Poppies in a frameThis Sunday is Mother’s Day and millions of mothers of small children will be honored with a cold-toast and soggy-cereal breakfast in bed and with hand-made cards expressing genuine love and adoration.

The day will also be one of great discomfort for millions of children, especially those who’ve been out of the house for awhile and realize their mother was (and still is) far from perfect. How can they accept their parents, these people say, when they feel their parents never understood them, didn’t give them what they wanted, let alone what they needed? How can they let go of that resentment when they are convinced that problems they have in their lives today were caused by neglect and abuse in their childhood homes?

Unfortunately, many adult children carry grievances from the past and just wish Mothers’ Day and Fathers’ Day didn’t need to be such a big deal.You may find it difficult to “honor” your mother with sincerity when past (and sometimes current) resentments catch your throat as you profer the “obligatory” flowers, dinner and/or phone call. The Ask Yourself Questions Club questions today are ones that may help you start to see your parents in a new way.

Here are questions you may want to ask yourself if you find it hard to appreciate what you have been given by your parents:

What are the lessons and gifts I received from my parents, even if they were not the parents I would have chosen, if I had been given the chance?

What qualities of strength and character did I gain from dealing with my parents?

Am I willing to let go of my resentments over things that happened in the past and cannot be undone?

NOTE: My husband and I are heading out the door for our traditional Friday night dinner and walk. I will not spend any more time polishing this, which the perfectionist side of me says needs to be done. But this week I had another of my recovering perfectionist lessons that I will tell you about in the next blog entry (early next week).

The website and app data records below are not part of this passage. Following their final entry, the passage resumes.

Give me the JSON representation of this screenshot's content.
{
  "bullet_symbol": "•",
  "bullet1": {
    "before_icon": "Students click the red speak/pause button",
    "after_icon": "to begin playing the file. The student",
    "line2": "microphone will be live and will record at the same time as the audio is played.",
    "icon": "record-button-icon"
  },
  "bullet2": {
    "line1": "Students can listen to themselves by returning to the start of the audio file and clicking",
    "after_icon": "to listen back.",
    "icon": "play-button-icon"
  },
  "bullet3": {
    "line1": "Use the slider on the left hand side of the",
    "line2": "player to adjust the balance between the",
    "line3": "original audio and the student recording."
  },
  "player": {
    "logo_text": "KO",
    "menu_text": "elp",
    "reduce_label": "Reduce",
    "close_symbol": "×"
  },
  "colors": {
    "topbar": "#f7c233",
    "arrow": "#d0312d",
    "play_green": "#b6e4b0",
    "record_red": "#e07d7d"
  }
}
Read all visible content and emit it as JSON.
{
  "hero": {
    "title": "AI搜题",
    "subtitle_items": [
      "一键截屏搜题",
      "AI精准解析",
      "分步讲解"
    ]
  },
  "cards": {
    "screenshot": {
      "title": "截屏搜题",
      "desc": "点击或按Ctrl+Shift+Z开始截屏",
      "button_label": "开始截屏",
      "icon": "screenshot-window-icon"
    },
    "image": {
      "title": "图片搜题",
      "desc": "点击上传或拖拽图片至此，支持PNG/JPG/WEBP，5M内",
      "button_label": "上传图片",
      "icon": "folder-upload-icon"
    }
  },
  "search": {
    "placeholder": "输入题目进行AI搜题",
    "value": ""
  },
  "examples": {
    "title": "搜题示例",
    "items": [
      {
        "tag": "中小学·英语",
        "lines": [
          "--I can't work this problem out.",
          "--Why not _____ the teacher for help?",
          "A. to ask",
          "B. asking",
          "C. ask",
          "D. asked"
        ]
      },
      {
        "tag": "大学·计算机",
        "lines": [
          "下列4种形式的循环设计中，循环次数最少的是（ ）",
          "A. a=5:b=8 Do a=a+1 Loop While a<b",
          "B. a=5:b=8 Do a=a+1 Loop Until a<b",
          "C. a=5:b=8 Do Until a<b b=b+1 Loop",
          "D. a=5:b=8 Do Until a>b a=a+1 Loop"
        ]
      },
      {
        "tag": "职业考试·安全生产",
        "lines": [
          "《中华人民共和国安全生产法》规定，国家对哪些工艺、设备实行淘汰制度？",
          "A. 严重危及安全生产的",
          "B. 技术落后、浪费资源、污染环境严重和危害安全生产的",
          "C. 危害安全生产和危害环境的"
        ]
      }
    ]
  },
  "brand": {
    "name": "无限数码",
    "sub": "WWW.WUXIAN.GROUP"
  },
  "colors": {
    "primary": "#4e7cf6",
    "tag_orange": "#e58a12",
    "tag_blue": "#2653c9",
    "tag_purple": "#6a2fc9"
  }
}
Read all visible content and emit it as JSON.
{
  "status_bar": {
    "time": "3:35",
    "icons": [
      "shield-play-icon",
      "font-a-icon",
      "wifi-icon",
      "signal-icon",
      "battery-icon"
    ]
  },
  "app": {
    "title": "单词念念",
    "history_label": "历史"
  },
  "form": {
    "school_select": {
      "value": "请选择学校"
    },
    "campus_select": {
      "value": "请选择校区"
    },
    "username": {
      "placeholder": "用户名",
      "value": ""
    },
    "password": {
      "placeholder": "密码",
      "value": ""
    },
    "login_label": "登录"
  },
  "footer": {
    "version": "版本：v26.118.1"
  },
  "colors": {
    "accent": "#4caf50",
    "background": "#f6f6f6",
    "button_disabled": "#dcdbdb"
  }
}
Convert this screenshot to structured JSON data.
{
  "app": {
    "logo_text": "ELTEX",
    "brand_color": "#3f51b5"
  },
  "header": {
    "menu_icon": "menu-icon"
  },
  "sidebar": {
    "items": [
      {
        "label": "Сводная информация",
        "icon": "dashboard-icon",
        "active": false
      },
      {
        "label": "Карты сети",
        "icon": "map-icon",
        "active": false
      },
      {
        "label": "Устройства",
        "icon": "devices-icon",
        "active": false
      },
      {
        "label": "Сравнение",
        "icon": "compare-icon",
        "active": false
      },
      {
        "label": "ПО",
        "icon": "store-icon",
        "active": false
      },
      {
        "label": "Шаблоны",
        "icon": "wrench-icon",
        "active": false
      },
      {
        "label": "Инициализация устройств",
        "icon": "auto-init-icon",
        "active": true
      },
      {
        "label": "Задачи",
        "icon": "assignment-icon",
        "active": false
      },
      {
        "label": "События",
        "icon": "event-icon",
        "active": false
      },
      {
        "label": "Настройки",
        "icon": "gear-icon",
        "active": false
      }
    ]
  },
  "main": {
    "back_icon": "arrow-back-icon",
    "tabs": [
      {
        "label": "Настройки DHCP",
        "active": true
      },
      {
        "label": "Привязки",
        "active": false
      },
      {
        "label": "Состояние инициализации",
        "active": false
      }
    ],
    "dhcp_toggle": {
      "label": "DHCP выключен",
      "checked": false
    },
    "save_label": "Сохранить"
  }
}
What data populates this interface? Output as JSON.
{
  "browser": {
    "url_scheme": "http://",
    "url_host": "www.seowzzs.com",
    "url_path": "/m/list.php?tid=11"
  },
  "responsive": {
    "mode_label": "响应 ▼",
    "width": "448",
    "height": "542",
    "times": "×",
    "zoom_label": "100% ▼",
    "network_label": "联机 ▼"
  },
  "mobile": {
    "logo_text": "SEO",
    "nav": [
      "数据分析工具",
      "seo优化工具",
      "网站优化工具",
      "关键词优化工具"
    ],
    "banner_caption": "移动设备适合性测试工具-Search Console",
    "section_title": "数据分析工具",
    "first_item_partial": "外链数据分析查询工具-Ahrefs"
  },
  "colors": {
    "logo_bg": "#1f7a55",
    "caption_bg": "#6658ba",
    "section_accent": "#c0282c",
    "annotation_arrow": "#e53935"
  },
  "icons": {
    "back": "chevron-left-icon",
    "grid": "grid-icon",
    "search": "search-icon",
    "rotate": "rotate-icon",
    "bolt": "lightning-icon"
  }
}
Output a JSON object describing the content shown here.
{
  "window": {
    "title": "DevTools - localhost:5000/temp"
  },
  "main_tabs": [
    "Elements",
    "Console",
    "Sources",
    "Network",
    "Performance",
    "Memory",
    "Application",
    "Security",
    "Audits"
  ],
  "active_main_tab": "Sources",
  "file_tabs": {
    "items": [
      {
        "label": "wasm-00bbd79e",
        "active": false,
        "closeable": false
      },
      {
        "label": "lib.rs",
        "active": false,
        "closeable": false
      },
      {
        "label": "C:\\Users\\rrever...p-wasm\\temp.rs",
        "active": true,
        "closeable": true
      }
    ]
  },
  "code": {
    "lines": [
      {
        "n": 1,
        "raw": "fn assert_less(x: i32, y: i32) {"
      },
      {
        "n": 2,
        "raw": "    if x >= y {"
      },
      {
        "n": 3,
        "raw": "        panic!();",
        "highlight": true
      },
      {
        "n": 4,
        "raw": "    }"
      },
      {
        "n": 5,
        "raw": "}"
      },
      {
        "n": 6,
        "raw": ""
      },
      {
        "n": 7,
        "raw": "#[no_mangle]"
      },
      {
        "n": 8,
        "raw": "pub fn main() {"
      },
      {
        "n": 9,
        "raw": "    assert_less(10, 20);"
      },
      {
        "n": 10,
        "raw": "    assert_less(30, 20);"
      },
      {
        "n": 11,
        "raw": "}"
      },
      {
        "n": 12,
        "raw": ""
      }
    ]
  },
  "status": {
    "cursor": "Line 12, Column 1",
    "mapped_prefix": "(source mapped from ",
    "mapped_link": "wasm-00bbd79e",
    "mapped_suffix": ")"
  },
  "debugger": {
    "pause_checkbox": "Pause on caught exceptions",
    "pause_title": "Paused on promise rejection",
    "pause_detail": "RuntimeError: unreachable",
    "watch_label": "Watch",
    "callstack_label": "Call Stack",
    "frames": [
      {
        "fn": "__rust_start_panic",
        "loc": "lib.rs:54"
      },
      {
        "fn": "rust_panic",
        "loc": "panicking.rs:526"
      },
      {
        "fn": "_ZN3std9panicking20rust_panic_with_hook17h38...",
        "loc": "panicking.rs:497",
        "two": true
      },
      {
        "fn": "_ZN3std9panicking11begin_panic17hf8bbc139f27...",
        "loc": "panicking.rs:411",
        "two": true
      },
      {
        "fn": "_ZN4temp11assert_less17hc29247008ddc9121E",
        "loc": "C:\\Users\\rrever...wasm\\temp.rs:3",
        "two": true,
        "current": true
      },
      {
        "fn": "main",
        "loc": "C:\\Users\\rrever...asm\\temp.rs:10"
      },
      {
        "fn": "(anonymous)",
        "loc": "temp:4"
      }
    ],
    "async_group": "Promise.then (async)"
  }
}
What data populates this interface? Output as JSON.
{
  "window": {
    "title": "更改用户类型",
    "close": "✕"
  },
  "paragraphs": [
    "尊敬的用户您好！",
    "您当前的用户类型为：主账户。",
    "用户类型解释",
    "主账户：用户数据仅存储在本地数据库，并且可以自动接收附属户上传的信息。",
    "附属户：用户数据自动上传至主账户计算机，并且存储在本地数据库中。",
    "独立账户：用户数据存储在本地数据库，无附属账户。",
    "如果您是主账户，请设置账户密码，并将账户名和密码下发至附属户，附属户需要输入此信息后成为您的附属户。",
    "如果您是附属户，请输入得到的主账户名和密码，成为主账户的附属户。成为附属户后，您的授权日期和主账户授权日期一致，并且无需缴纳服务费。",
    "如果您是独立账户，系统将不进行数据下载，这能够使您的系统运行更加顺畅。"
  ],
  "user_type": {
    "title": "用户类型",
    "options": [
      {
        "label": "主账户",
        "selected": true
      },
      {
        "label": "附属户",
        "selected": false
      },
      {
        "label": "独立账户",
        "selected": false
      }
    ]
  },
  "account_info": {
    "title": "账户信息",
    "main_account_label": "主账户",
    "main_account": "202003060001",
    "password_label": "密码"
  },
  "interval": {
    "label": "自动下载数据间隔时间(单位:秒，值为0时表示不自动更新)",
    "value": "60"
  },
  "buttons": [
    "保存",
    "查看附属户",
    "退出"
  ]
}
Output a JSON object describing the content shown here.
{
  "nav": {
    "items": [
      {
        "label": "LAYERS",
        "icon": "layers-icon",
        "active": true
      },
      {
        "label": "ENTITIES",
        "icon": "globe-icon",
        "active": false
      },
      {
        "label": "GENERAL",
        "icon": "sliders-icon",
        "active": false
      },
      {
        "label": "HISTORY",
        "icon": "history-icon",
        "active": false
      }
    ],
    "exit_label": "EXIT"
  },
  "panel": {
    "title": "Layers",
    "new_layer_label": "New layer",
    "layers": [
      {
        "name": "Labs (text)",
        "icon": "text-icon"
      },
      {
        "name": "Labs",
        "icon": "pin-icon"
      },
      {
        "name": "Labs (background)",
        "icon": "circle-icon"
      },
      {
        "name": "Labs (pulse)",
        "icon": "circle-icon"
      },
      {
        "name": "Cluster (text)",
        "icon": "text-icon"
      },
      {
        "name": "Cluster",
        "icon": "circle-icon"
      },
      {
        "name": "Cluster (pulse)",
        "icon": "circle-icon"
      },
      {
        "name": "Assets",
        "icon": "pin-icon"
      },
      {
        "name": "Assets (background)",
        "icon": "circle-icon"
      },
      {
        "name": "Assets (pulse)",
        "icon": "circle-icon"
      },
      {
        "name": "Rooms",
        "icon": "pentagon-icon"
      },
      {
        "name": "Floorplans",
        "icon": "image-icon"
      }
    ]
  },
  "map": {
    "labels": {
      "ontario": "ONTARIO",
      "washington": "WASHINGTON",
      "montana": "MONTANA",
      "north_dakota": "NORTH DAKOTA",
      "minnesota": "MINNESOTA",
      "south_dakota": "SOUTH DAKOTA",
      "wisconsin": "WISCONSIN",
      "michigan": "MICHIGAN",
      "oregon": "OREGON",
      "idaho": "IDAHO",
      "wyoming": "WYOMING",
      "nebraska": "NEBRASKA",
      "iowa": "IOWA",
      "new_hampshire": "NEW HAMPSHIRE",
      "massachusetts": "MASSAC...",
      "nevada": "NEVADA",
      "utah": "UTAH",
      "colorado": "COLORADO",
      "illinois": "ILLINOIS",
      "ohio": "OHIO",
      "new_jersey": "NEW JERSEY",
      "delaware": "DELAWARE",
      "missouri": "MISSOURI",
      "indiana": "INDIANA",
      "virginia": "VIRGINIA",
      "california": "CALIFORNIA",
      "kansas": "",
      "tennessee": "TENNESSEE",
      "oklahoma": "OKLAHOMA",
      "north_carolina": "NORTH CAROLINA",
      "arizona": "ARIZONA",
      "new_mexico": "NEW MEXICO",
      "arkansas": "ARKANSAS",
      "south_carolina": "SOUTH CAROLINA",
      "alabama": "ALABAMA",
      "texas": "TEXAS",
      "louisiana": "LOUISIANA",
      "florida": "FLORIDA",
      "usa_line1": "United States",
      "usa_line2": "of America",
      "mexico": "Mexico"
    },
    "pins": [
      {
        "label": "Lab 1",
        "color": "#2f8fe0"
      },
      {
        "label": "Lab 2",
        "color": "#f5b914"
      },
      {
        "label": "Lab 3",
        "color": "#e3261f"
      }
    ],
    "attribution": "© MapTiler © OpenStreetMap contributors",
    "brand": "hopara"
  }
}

All you perfectionists out there would do well to come back and read what happened.